TO DO – Copy the records below exactly as they appear.

== INPUT RECORDS

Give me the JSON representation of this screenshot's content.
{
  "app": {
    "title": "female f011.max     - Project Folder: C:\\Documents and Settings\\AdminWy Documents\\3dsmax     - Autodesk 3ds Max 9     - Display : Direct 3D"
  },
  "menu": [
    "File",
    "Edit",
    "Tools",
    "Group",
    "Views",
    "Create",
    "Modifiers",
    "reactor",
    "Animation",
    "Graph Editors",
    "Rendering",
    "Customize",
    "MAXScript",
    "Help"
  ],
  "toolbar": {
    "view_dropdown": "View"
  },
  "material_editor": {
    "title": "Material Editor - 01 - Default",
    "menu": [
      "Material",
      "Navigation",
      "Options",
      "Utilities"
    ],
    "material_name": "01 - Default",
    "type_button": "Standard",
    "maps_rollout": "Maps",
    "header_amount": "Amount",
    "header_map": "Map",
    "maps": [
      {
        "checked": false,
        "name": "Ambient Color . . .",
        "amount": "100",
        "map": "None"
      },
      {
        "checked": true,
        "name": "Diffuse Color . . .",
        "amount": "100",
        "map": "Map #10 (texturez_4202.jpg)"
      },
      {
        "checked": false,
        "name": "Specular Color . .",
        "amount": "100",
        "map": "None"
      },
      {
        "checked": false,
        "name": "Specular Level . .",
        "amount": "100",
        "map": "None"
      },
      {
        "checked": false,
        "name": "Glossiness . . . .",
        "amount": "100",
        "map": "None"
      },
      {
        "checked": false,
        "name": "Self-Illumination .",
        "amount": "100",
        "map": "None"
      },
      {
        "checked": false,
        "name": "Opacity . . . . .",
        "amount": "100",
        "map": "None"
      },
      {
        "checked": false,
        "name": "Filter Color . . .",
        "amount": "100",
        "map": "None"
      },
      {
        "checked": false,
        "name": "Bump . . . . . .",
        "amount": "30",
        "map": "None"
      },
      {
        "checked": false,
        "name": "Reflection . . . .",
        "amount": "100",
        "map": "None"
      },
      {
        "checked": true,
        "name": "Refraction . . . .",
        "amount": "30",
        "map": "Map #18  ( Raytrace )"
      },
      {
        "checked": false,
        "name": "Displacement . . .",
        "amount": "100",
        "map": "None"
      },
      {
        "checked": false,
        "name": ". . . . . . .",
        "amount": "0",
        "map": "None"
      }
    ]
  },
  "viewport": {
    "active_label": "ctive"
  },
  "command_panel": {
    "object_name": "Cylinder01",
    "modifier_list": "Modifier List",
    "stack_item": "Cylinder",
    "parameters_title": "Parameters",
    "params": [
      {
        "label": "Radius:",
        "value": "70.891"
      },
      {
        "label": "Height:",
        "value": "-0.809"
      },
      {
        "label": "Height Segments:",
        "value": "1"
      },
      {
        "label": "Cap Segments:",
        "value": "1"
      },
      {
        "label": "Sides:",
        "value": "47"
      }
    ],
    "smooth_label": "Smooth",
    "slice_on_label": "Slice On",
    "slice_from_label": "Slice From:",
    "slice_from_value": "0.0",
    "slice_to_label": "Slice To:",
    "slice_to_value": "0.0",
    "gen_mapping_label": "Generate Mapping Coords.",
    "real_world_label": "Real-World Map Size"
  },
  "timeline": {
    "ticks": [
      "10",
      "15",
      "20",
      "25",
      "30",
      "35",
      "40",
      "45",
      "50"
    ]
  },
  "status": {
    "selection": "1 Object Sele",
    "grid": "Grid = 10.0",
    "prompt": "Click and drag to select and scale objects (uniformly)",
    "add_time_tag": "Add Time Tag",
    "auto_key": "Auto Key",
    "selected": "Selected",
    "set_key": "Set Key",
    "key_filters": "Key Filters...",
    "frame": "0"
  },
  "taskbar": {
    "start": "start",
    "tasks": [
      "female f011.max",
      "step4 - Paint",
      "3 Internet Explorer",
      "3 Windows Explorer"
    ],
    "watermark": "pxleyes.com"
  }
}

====

TASK OUTPUT –
Give me the JSON representation of this screenshot's content.
{
  "app": {
    "title": "female f011.max     - Project Folder: C:\\Documents and Settings\\AdminWy Documents\\3dsmax     - Autodesk 3ds Max 9     - Display : Direct 3D"
  },
  "menu": [
    "File",
    "Edit",
    "Tools",
    "Group",
    "Views",
    "Create",
    "Modifiers",
    "reactor",
    "Animation",
    "Graph Editors",
    "Rendering",
    "Customize",
    "MAXScript",
    "Help"
  ],
  "toolbar": {
    "view_dropdown": "View"
  },
  "material_editor": {
    "title": "Material Editor - 01 - Default",
    "menu": [
      "Material",
      "Navigation",
      "Options",
      "Utilities"
    ],
    "material_name": "01 - Default",
    "type_button": "Standard",
    "maps_rollout": "Maps",
    "header_amount": "Amount",
    "header_map": "Map",
    "maps": [
      {
        "checked": false,
        "name": "Ambient Color . . .",
        "amount": "100",
        "map": "None"
      },
      {
        "checked": true,
        "name": "Diffuse Color . . .",
        "amount": "100",
        "map": "Map #10 (texturez_4202.jpg)"
      },
      {
        "checked": false,
        "name": "Specular Color . .",
        "amount": "100",
        "map": "None"
      },
      {
        "checked": false,
        "name": "Specular Level . .",
        "amount": "100",
        "map": "None"
      },
      {
        "checked": false,
        "name": "Glossiness . . . .",
        "amount": "100",
        "map": "None"
      },
      {
        "checked": false,
        "name": "Self-Illumination .",
        "amount": "100",
        "map": "None"
      },
      {
        "checked": false,
        "name": "Opacity . . . . .",
        "amount": "100",
        "map": "None"
      },
      {
        "checked": false,
        "name": "Filter Color . . .",
        "amount": "100",
        "map": "None"
      },
      {
        "checked": false,
        "name": "Bump . . . . . .",
        "amount": "30",
        "map": "None"
      },
      {
        "checked": false,
        "name": "Reflection . . . .",
        "amount": "100",
        "map": "None"
      },
      {
        "checked": true,
        "name": "Refraction . . . .",
        "amount": "30",
        "map": "Map #18  ( Raytrace )"
      },
      {
        "checked": false,
        "name": "Displacement . . .",
        "amount": "100",
        "map": "None"
      },
      {
        "checked": false,
        "name": ". . . . . . .",
        "amount": "0",
        "map": "None"
      }
    ]
  },
  "viewport": {
    "active_label": "ctive"
  },
  "command_panel": {
    "object_name": "Cylinder01",
    "modifier_list": "Modifier List",
    "stack_item": "Cylinder",
    "parameters_title": "Parameters",
    "params": [
      {
        "label": "Radius:",
        "value": "70.891"
      },
      {
        "label": "Height:",
        "value": "-0.809"
      },
      {
        "label": "Height Segments:",
        "value": "1"
      },
      {
        "label": "Cap Segments:",
        "value": "1"
      },
      {
        "label": "Sides:",
        "value": "47"
      }
    ],
    "smooth_label": "Smooth",
    "slice_on_label": "Slice On",
    "slice_from_label": "Slice From:",
    "slice_from_value": "0.0",
    "slice_to_label": "Slice To:",
    "slice_to_value": "0.0",
    "gen_mapping_label": "Generate Mapping Coords.",
    "real_world_label": "Real-World Map Size"
  },
  "timeline": {
    "ticks": [
      "10",
      "15",
      "20",
      "25",
      "30",
      "35",
      "40",
      "45",
      "50"
    ]
  },
  "status": {
    "selection": "1 Object Sele",
    "grid": "Grid = 10.0",
    "prompt": "Click and drag to select and scale objects (uniformly)",
    "add_time_tag": "Add Time Tag",
    "auto_key": "Auto Key",
    "selected": "Selected",
    "set_key": "Set Key",
    "key_filters": "Key Filters...",
    "frame": "0"
  },
  "taskbar": {
    "start": "start",
    "tasks": [
      "female f011.max",
      "step4 - Paint",
      "3 Internet Explorer",
      "3 Windows Explorer"
    ],
    "watermark": "pxleyes.com"
  }
}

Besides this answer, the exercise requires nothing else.